When playing locally, you’re able to change the settings too, so you can increase things like game length, pick the number of rackets available, play doubles, or even play with standard tennis rules, so no Star or Zone shots! Mario Tennis Aces shines the most while playing locally with friends and personifies everything Nintendo is aiming for with the Nintendo Switch. If you love playing Mario Kart, Mario Golf, or any Mario sports title locally with friends, you’ll have endless hours of fun here, especially as the tennis gameplay is the best it has ever been in a Mario Tennis game.
Mario Tennis Aces also features a Swing mode which allows you play the game by using your Joy-Con like an actual tennis racket, and while this mode works surprisingly well, it doesn’t really feel like anything more than a gimmick.
I was a little disappointed to discover that no traditional tennis game mode was included. While you can play matches without the Star and Zone shots, to date, there’s no option to play a full, traditional tennis match. Mario Tennis Aces uses a best-of-three games set up, so anyone looking to playout a full six/seven game, five set match as their favourite Mushroom Kingdom protagonist will be disappointed, especially as this feature has been offered in previous titles.
Mario Tennis Aces looks stunning when docked, boasting all the traditional charm and substance you’d expect from a Mario title; character models really pop, while the courts boast a wealth of colour and beautiful backdrops. The game is certainly one of the best looking titles on the Switch and easily matches Mario Kart 8. I noticed no drop in performance while in handheld mode either, with the game running smoothly.
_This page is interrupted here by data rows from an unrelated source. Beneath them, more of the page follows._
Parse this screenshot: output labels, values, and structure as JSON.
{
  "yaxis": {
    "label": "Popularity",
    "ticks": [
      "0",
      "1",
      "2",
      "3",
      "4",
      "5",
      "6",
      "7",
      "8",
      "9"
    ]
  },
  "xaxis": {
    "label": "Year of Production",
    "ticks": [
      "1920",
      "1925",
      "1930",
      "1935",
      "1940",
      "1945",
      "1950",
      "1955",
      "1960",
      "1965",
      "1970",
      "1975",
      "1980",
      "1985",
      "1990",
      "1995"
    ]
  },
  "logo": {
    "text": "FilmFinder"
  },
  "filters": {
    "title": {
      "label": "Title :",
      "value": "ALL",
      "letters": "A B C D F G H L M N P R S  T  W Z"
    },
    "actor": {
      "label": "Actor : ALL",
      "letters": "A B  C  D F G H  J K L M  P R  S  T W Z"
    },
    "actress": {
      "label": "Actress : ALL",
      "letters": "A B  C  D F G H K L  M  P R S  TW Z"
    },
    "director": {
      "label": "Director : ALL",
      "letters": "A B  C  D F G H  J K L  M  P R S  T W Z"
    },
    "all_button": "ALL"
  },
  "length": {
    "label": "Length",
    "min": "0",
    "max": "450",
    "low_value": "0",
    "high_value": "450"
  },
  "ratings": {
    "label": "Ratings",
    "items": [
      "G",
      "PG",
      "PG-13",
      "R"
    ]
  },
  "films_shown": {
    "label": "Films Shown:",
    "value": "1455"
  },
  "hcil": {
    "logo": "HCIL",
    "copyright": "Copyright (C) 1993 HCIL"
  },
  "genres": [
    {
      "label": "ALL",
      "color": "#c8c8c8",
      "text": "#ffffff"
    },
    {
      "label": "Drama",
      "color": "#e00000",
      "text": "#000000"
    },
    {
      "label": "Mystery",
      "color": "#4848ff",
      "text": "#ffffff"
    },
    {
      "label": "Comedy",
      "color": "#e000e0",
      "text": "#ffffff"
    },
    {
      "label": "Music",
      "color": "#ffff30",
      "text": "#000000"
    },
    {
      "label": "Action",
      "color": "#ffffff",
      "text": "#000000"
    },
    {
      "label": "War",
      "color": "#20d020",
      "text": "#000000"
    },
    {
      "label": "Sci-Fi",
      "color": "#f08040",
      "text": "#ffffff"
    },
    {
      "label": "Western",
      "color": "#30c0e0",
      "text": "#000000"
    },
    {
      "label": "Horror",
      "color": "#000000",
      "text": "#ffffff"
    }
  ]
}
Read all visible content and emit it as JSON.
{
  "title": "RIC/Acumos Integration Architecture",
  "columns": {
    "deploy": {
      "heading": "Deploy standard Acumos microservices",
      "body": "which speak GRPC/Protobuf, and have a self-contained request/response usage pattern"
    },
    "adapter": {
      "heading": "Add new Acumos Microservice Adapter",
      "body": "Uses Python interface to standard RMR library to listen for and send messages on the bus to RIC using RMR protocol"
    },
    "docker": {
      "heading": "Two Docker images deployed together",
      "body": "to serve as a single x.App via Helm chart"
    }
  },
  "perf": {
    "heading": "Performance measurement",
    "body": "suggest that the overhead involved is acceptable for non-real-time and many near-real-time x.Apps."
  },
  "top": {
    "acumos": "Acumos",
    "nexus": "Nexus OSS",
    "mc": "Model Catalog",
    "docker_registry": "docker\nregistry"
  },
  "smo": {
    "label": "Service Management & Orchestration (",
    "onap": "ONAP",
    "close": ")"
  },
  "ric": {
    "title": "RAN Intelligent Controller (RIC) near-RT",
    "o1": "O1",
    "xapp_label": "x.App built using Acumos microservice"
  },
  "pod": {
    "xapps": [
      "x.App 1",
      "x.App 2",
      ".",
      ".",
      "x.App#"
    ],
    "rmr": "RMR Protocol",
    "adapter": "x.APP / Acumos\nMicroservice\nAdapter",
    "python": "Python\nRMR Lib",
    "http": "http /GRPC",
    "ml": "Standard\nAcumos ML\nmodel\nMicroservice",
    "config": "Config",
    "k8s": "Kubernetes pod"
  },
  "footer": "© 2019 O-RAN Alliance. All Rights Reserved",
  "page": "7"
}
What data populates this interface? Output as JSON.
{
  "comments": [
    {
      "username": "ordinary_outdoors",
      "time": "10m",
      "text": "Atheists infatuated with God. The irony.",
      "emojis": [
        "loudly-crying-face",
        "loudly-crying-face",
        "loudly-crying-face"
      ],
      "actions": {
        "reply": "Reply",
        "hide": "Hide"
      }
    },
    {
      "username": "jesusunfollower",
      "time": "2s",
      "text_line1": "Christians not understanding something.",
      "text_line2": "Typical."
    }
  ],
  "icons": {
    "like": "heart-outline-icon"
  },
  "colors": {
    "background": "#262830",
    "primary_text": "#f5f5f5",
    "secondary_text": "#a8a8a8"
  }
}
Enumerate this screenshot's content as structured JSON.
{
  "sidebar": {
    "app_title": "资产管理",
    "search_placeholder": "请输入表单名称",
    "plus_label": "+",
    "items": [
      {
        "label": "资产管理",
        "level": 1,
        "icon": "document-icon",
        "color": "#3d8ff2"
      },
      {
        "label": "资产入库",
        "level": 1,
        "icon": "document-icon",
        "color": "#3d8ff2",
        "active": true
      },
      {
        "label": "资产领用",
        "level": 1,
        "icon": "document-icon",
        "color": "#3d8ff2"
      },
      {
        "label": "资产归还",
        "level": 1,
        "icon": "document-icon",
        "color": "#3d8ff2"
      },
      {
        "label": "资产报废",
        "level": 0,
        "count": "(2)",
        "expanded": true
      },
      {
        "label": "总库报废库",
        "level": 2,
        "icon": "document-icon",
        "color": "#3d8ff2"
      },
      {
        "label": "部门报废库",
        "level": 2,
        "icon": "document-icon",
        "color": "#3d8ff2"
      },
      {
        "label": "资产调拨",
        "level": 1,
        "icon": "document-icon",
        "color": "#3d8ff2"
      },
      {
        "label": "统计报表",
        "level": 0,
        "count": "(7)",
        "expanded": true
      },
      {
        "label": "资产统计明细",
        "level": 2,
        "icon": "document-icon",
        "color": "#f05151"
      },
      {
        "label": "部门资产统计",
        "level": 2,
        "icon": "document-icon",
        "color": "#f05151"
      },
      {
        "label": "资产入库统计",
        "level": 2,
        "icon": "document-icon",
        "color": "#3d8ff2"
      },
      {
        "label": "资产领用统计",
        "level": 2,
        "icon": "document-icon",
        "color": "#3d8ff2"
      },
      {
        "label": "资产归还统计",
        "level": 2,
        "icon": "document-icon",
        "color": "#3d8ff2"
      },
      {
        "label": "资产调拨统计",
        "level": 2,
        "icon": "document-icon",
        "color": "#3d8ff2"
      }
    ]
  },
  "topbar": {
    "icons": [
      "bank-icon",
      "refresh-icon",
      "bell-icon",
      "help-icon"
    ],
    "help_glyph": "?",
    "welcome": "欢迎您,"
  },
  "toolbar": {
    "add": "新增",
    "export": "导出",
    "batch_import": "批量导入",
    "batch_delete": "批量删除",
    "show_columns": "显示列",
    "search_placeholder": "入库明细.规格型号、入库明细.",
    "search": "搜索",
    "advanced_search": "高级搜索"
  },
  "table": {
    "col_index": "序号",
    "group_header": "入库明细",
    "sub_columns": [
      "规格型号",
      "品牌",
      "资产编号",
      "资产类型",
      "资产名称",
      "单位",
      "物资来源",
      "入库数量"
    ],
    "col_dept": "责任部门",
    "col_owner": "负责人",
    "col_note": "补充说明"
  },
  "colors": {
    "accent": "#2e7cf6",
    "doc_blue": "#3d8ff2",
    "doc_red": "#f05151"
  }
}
Mario Tennis Aces is certainly one of the best arcade tennis simulators on the market, and is a significant upgrade on the Wii U’s Mario Tennis: Ultra Smash. Its gameplay is thoroughly enjoyable, and a group of friends playing locally will have hours of fun, but therein lies the problem. The poorly implemented adventure mode, lack of single-player game modes, and the removal of full-fledged traditional tennis matches means content feels scarce, and for a RRP of between £40-£50, unless you’re planning on regularly playing with friends locally, you’re best saving your cash and renting.